Nevertheless it is a matter of regret that the ISM reduced the frequency of Revolutionary Socialist in 1997, up to which time it appeared monthly. Comrade Bell told me that this was done to allow the group to concentrate on study. But surely researching, debating, writing and intervening with a serious political paper facilitates continuous and enriching study - not only for the editorial team, but for the whole collective.

The comrades should not be complacent in the knowledge that they are “the only group producing a regular ... paper” on the South African left (‘Updated note’, April 1998). That places a huge responsibility on their shoulders to inform and provoke discussion amongst advanced workers.

Although both the ISM and Wosa are formally committed to cooperate with other left groups, the ISM comrades did not attend the main sessions of Wosa’s international conference.

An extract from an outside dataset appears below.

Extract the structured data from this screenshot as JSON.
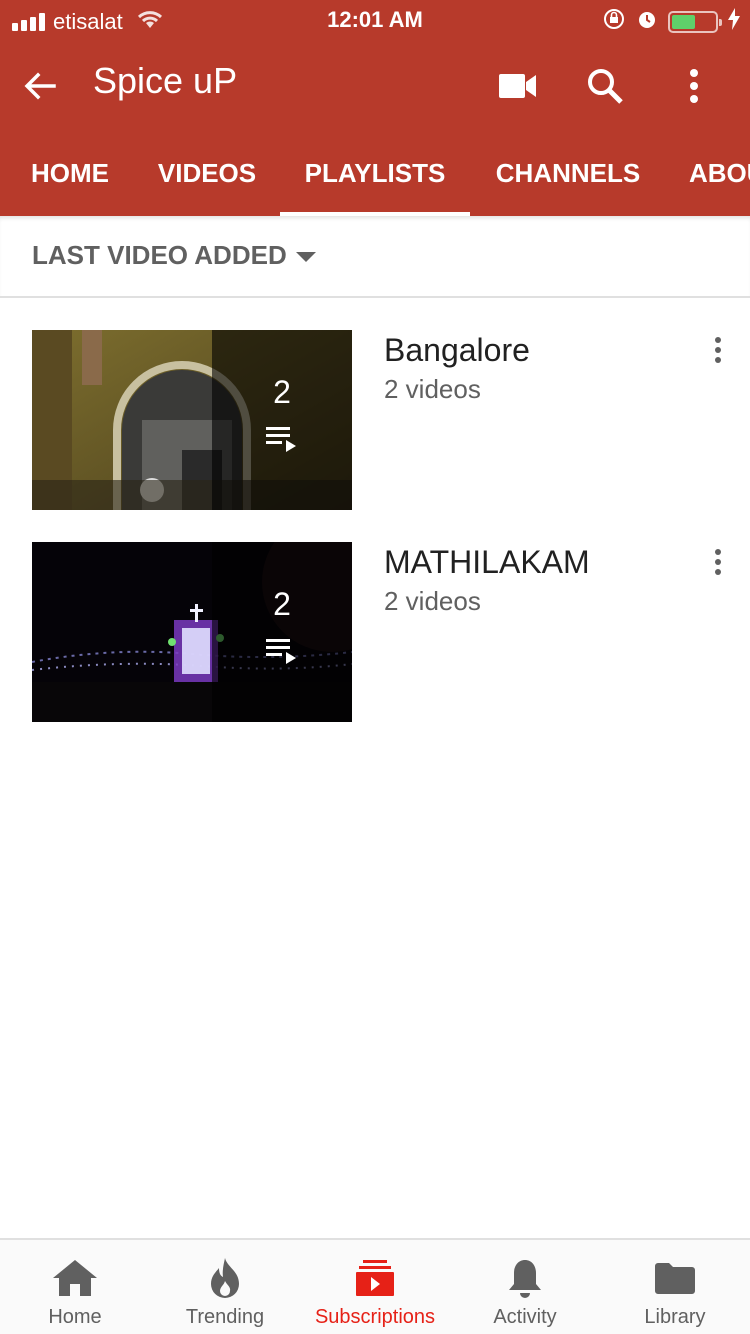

Comrade Alexander states that they refused to come, but comrade Bell says his group was excluded because of its unwillingness to sign the conference ‘base document’. He rightly contends that such a conference should have aimed to achieve unity through discussion, and participants should not have been expected to give carte blanche to a document they played no part in producing. Nevertheless, unless the ISM’s differences with the base document were of a fundamental nature, it might have been better to ignore secondary differences of emphasis in the pursuit of revolutionary unity.

The ISM has started to win support among workers from the black nationalist tradition. Clarence Hadebe, formerly secretary general of the Pan-Africanist Students Organisation (affiliated to the PAC) has now joined the group. While still secretary general of Paso, he wrote in the pages of Revolutionary Socialist: “The only genuine route to socialism is the formation of a clear revolutionary socialist party with the ultimate aim of organising the working class to seize power and impose their own dictatorship, the dictatorship of the proletariat. The working class, through the principle of socialism from below, alone can overcome the yoke of capitalism and impose its own democracy ... But the working class can only achieve this if it crushes the bourgeoisie - and that includes the African bourgeoisie” (March 1997). Quite a break from the politics of black nationalism.

A group of left Paso members seemed set to follow comrade Hadebe when - unbelievably - the ISM decided to introduce the ‘principle’ of banning dual membership. The potential recruits preferred to deal with their unfinished business in Paso rather than immediately join the ISM. In my view this ‘ban’ was profoundly mistaken. The only organisational principles should be those that aid the building of the revolutionary party. Members of mass organisations - whether they be the PAC, Azapo, Sopa or indeed the SACP itself - ought, while working under revolutionary discipline, to use their positions of influence to shape those movements.

A prime site for this type of work must surely be the South African Communist Party. Here is an organisation which uses the language of revolutionary Marxism to cover it’s blatantly reformist policies. As our interview with comrade Mvuyisi (see opposite) demonstrates, the SACP is full of contradictions. It contains thousands of militants with genuinely revolutionary aspirations.

It is certainly ironic that elements of the revolutionary left can, on the one hand, place their greatest emphasis on work within the Labour Party in Britain, while, on the other hand, avoiding like the plague any contact at all with the ‘Stalinist’ SACP.